_EXERCISE BRIEF_
In how many lines of the data below does the word "Täglich" appear? Reply with the number and nothing more.
Start of RECORDS FOR THE EXERCISE
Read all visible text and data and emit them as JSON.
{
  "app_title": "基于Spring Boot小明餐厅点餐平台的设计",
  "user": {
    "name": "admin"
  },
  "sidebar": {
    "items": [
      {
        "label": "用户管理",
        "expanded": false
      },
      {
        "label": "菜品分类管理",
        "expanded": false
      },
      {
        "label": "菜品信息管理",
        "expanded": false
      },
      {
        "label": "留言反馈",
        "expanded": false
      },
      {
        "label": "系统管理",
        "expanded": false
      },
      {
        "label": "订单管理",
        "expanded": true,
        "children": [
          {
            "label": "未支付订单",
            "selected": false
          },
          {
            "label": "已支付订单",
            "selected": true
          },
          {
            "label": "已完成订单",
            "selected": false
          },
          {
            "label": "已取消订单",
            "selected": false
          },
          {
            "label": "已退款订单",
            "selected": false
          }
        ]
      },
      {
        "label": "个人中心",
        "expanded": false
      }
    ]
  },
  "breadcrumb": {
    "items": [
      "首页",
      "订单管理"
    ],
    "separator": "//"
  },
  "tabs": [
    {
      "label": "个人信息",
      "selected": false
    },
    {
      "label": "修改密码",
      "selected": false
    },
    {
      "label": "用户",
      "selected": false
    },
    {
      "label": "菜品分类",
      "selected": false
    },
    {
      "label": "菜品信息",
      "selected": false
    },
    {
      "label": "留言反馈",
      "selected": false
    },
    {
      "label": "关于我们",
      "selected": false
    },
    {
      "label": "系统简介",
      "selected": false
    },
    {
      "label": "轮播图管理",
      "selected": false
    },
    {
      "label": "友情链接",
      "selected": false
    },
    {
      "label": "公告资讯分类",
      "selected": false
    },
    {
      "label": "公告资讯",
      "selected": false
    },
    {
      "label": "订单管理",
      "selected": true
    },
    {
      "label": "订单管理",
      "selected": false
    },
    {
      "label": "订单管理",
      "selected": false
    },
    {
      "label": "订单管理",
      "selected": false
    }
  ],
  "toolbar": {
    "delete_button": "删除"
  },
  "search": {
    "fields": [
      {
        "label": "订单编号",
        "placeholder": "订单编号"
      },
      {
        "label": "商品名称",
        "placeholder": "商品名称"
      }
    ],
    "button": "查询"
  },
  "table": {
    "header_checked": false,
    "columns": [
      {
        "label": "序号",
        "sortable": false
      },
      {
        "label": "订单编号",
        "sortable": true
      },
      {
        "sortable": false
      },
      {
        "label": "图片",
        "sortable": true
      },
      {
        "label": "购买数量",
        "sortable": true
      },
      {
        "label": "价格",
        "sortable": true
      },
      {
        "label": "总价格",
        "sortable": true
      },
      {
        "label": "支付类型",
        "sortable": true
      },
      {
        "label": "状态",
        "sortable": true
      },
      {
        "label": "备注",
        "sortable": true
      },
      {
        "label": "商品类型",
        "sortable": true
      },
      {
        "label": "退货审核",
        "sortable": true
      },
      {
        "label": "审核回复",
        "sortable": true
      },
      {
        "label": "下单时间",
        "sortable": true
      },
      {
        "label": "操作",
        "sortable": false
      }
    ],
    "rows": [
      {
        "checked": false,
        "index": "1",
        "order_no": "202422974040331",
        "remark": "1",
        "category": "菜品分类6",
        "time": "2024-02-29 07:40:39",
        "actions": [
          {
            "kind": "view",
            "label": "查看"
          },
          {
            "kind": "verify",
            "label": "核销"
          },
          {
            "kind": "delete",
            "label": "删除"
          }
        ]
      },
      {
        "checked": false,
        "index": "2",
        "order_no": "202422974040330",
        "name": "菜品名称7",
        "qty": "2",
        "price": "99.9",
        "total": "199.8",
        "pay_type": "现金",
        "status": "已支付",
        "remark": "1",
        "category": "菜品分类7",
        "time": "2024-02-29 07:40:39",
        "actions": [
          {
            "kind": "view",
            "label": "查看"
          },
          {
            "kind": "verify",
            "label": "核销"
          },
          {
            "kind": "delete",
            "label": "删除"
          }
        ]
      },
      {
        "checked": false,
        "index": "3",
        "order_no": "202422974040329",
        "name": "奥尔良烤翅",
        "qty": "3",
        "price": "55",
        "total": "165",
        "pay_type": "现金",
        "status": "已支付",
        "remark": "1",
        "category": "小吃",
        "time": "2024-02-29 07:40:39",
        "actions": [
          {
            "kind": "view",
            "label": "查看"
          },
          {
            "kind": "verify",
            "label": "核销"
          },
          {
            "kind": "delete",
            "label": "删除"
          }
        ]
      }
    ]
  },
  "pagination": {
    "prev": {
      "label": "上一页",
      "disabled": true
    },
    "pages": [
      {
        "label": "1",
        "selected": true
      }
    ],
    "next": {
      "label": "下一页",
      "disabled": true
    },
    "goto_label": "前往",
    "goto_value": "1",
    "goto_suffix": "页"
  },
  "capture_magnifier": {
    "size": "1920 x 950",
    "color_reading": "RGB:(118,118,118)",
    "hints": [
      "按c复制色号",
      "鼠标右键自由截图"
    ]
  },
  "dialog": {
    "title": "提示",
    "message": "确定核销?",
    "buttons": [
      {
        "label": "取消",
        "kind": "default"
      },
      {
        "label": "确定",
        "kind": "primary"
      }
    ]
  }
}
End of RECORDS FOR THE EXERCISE
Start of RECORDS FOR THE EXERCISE
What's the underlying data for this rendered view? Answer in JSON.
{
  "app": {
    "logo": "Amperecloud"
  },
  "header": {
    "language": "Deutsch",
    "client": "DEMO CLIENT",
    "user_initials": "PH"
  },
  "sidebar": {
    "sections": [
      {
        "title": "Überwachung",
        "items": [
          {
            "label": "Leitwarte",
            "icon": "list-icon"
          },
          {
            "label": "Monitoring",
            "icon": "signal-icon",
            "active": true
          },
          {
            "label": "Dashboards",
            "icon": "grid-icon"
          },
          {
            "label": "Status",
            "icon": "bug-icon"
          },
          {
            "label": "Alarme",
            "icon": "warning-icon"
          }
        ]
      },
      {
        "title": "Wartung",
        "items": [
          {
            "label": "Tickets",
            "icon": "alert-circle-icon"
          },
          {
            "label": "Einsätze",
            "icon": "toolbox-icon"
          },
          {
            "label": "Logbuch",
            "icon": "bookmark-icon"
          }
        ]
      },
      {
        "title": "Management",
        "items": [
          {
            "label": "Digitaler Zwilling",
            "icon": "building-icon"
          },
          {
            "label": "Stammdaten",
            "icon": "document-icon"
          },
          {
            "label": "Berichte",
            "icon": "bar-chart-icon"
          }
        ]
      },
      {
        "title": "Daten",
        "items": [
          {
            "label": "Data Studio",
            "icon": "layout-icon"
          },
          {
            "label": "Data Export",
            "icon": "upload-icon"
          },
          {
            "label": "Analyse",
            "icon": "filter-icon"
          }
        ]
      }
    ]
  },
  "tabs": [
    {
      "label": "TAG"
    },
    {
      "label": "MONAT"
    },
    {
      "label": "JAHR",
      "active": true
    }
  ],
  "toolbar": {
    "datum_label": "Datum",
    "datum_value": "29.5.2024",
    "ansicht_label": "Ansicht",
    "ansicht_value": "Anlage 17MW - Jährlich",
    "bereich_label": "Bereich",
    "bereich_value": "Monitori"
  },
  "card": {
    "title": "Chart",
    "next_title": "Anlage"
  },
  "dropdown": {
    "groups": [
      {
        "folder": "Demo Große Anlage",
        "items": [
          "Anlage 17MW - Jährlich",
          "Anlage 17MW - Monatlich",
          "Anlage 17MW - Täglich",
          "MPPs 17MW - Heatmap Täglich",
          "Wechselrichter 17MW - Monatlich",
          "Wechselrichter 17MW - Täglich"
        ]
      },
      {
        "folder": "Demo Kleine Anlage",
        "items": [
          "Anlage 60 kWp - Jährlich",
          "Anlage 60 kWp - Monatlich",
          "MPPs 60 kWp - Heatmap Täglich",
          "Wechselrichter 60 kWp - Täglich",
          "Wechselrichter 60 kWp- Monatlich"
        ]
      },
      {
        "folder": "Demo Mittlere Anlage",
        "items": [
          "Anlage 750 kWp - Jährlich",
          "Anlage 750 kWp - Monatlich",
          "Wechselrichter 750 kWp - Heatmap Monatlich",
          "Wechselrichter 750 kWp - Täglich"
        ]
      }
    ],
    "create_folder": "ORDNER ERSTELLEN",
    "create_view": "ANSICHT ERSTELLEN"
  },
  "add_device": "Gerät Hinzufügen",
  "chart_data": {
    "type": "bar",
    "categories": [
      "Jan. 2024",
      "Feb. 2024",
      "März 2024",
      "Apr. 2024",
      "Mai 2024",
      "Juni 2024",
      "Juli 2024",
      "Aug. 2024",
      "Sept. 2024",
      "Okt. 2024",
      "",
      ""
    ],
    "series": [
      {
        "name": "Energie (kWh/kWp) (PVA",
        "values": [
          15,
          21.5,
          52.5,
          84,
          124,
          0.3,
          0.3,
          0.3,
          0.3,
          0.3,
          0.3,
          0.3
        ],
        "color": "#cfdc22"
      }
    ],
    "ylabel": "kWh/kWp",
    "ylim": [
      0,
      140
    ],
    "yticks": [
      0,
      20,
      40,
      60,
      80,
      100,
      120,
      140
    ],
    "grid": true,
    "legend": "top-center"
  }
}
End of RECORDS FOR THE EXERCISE
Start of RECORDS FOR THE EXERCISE
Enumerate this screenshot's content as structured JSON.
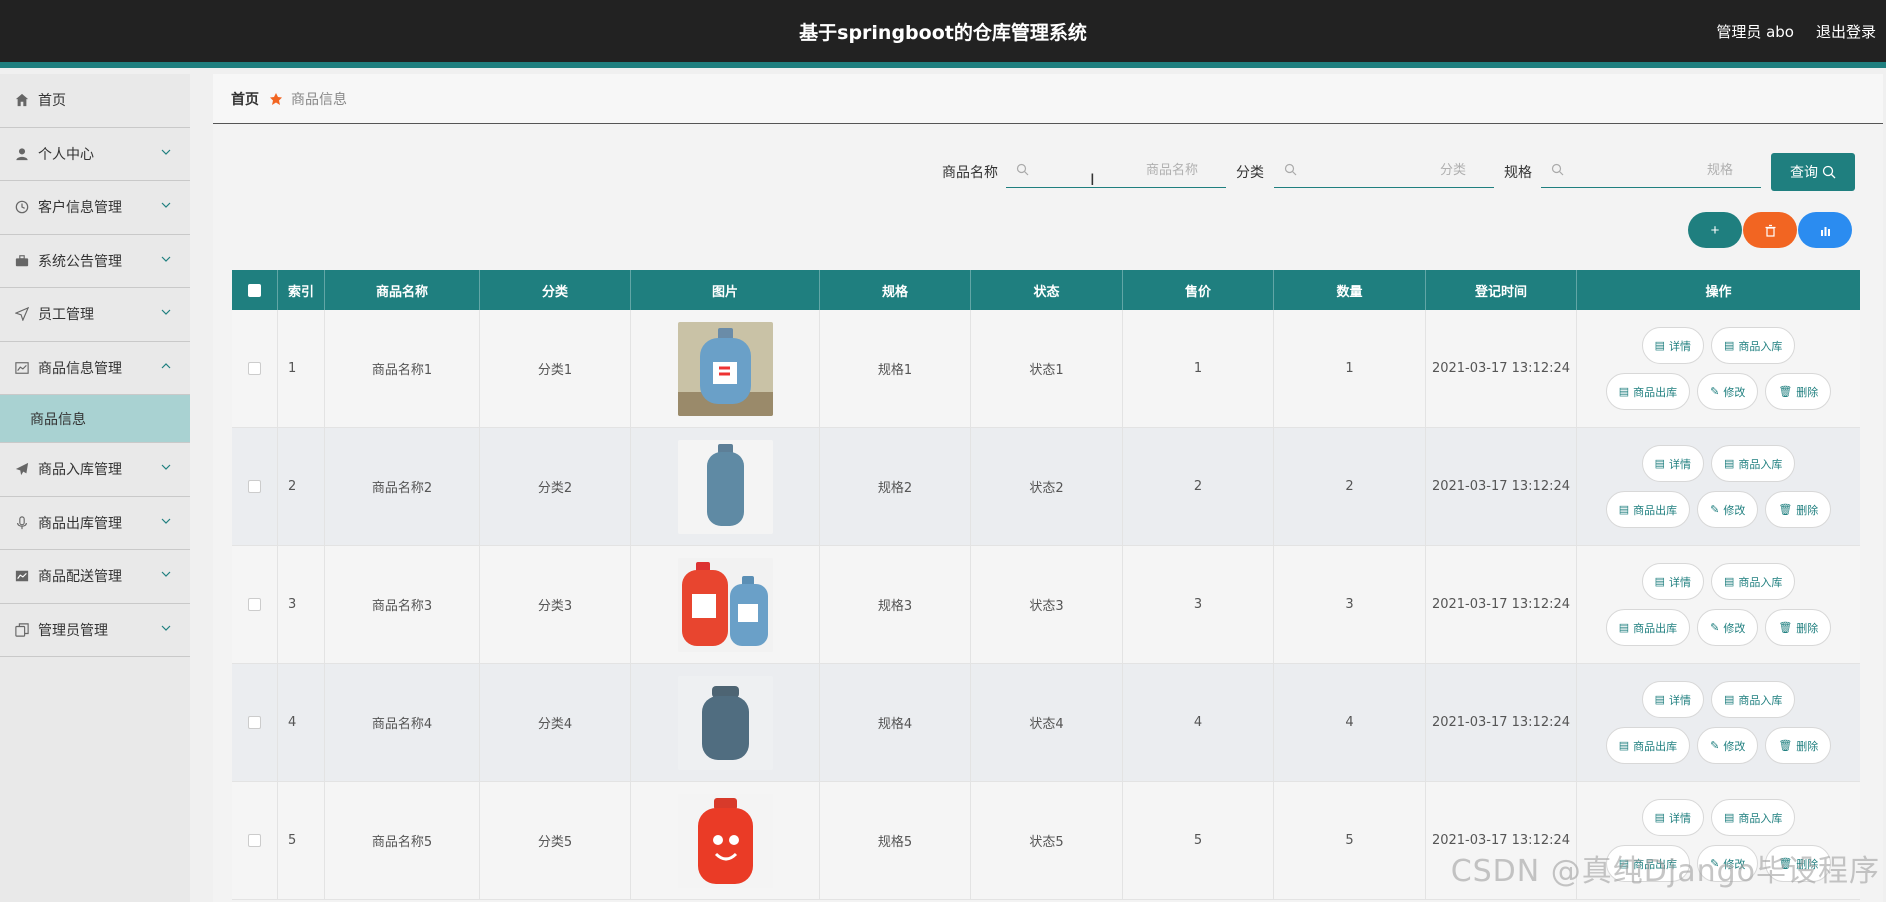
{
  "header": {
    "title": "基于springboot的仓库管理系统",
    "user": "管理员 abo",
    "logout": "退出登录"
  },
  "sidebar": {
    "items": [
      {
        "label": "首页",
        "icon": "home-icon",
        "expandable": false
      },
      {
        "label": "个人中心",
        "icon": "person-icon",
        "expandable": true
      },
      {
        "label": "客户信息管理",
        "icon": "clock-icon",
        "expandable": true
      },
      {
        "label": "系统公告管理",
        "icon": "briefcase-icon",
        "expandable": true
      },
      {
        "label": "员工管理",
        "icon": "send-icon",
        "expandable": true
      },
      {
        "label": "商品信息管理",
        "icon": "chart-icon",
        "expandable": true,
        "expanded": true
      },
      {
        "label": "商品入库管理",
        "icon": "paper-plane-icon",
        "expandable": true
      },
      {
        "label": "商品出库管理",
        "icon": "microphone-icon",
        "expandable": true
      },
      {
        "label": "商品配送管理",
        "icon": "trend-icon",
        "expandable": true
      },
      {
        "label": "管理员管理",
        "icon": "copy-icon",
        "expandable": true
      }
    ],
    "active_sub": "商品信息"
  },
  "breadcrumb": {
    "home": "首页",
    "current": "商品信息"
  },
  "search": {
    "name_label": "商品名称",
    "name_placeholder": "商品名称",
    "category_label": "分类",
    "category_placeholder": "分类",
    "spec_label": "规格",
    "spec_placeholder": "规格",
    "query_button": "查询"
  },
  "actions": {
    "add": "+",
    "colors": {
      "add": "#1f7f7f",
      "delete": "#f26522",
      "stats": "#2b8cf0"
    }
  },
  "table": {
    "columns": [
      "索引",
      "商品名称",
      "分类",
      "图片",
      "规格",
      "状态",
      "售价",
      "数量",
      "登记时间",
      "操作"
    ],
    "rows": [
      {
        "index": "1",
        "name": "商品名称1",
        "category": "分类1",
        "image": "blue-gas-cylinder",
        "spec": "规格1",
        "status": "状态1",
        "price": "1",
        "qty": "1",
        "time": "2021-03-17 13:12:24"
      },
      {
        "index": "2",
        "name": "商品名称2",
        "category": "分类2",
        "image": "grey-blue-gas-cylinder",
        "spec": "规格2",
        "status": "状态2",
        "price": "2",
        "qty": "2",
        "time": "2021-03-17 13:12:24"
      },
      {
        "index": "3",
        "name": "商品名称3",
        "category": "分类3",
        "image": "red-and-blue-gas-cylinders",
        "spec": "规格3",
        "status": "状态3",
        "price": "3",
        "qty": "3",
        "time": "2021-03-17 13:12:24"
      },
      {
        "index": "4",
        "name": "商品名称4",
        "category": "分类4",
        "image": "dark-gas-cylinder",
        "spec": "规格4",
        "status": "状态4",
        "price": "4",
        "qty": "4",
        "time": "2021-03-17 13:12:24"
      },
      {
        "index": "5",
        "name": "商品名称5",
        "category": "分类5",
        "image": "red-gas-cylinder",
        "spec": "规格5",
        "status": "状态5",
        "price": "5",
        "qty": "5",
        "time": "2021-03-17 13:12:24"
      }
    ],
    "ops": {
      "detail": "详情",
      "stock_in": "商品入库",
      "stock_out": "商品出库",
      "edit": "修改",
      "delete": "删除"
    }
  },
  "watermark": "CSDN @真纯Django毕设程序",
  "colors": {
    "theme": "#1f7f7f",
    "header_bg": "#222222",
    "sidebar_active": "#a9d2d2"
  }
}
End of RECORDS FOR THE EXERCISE
_RESULT_
6